▶ [Assignment] Could you write out all the records once more, exactly?

Data records for software interfaces:
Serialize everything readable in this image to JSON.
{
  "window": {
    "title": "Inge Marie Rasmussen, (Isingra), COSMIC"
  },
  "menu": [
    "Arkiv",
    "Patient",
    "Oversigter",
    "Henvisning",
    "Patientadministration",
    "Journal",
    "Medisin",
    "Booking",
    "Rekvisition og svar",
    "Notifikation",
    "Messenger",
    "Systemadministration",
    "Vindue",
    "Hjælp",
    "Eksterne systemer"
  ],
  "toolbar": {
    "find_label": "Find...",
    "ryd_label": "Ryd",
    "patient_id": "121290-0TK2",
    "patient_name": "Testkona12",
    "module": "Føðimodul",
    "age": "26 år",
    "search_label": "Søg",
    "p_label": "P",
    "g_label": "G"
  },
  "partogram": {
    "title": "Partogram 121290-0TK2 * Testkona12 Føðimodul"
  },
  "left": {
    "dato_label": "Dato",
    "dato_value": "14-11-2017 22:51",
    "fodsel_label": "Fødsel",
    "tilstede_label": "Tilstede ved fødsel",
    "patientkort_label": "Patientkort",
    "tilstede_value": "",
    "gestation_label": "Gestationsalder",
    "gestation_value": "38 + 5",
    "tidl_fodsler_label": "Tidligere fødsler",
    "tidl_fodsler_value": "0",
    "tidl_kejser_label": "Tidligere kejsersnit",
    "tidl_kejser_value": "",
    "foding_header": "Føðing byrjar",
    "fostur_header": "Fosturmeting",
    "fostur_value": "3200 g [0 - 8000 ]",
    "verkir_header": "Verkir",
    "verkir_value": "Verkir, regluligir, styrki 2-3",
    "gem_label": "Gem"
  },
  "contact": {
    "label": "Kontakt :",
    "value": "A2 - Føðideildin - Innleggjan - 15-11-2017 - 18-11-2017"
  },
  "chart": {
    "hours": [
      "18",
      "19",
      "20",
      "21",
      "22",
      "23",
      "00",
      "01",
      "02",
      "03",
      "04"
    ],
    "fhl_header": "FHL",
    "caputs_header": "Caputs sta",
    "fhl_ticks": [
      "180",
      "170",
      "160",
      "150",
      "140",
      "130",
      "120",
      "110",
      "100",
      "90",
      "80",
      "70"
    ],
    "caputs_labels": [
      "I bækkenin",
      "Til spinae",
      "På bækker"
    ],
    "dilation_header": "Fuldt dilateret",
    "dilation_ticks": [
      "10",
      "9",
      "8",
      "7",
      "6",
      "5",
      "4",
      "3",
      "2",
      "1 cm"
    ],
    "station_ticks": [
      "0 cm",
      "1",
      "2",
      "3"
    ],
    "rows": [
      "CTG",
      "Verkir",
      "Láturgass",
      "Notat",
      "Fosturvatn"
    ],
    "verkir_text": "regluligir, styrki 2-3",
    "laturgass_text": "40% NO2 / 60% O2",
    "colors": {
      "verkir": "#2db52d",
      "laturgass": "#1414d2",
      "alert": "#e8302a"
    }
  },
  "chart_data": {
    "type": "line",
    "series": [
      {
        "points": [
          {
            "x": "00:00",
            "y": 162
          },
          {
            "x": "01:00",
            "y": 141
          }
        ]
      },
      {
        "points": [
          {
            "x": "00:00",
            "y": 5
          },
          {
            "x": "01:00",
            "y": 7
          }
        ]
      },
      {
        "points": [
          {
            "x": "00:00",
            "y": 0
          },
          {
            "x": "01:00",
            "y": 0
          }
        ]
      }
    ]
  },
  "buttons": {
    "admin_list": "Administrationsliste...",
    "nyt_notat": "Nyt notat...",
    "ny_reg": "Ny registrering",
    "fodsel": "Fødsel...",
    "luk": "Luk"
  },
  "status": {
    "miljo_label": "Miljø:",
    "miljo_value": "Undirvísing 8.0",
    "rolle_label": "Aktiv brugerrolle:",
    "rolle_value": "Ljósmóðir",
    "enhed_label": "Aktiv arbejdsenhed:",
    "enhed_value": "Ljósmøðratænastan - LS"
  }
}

▶ [Written response]
Serialize everything readable in this image to JSON.
{
  "window": {
    "title": "Inge Marie Rasmussen, (Isingra), COSMIC"
  },
  "menu": [
    "Arkiv",
    "Patient",
    "Oversigter",
    "Henvisning",
    "Patientadministration",
    "Journal",
    "Medisin",
    "Booking",
    "Rekvisition og svar",
    "Notifikation",
    "Messenger",
    "Systemadministration",
    "Vindue",
    "Hjælp",
    "Eksterne systemer"
  ],
  "toolbar": {
    "find_label": "Find...",
    "ryd_label": "Ryd",
    "patient_id": "121290-0TK2",
    "patient_name": "Testkona12",
    "module": "Føðimodul",
    "age": "26 år",
    "search_label": "Søg",
    "p_label": "P",
    "g_label": "G"
  },
  "partogram": {
    "title": "Partogram 121290-0TK2 * Testkona12 Føðimodul"
  },
  "left": {
    "dato_label": "Dato",
    "dato_value": "14-11-2017 22:51",
    "fodsel_label": "Fødsel",
    "tilstede_label": "Tilstede ved fødsel",
    "patientkort_label": "Patientkort",
    "tilstede_value": "",
    "gestation_label": "Gestationsalder",
    "gestation_value": "38 + 5",
    "tidl_fodsler_label": "Tidligere fødsler",
    "tidl_fodsler_value": "0",
    "tidl_kejser_label": "Tidligere kejsersnit",
    "tidl_kejser_value": "",
    "foding_header": "Føðing byrjar",
    "fostur_header": "Fosturmeting",
    "fostur_value": "3200 g [0 - 8000 ]",
    "verkir_header": "Verkir",
    "verkir_value": "Verkir, regluligir, styrki 2-3",
    "gem_label": "Gem"
  },
  "contact": {
    "label": "Kontakt :",
    "value": "A2 - Føðideildin - Innleggjan - 15-11-2017 - 18-11-2017"
  },
  "chart": {
    "hours": [
      "18",
      "19",
      "20",
      "21",
      "22",
      "23",
      "00",
      "01",
      "02",
      "03",
      "04"
    ],
    "fhl_header": "FHL",
    "caputs_header": "Caputs sta",
    "fhl_ticks": [
      "180",
      "170",
      "160",
      "150",
      "140",
      "130",
      "120",
      "110",
      "100",
      "90",
      "80",
      "70"
    ],
    "caputs_labels": [
      "I bækkenin",
      "Til spinae",
      "På bækker"
    ],
    "dilation_header": "Fuldt dilateret",
    "dilation_ticks": [
      "10",
      "9",
      "8",
      "7",
      "6",
      "5",
      "4",
      "3",
      "2",
      "1 cm"
    ],
    "station_ticks": [
      "0 cm",
      "1",
      "2",
      "3"
    ],
    "rows": [
      "CTG",
      "Verkir",
      "Láturgass",
      "Notat",
      "Fosturvatn"
    ],
    "verkir_text": "regluligir, styrki 2-3",
    "laturgass_text": "40% NO2 / 60% O2",
    "colors": {
      "verkir": "#2db52d",
      "laturgass": "#1414d2",
      "alert": "#e8302a"
    }
  },
  "chart_data": {
    "type": "line",
    "series": [
      {
        "points": [
          {
            "x": "00:00",
            "y": 162
          },
          {
            "x": "01:00",
            "y": 141
          }
        ]
      },
      {
        "points": [
          {
            "x": "00:00",
            "y": 5
          },
          {
            "x": "01:00",
            "y": 7
          }
        ]
      },
      {
        "points": [
          {
            "x": "00:00",
            "y": 0
          },
          {
            "x": "01:00",
            "y": 0
          }
        ]
      }
    ]
  },
  "buttons": {
    "admin_list": "Administrationsliste...",
    "nyt_notat": "Nyt notat...",
    "ny_reg": "Ny registrering",
    "fodsel": "Fødsel...",
    "luk": "Luk"
  },
  "status": {
    "miljo_label": "Miljø:",
    "miljo_value": "Undirvísing 8.0",
    "rolle_label": "Aktiv brugerrolle:",
    "rolle_value": "Ljósmóðir",
    "enhed_label": "Aktiv arbejdsenhed:",
    "enhed_value": "Ljósmøðratænastan - LS"
  }
}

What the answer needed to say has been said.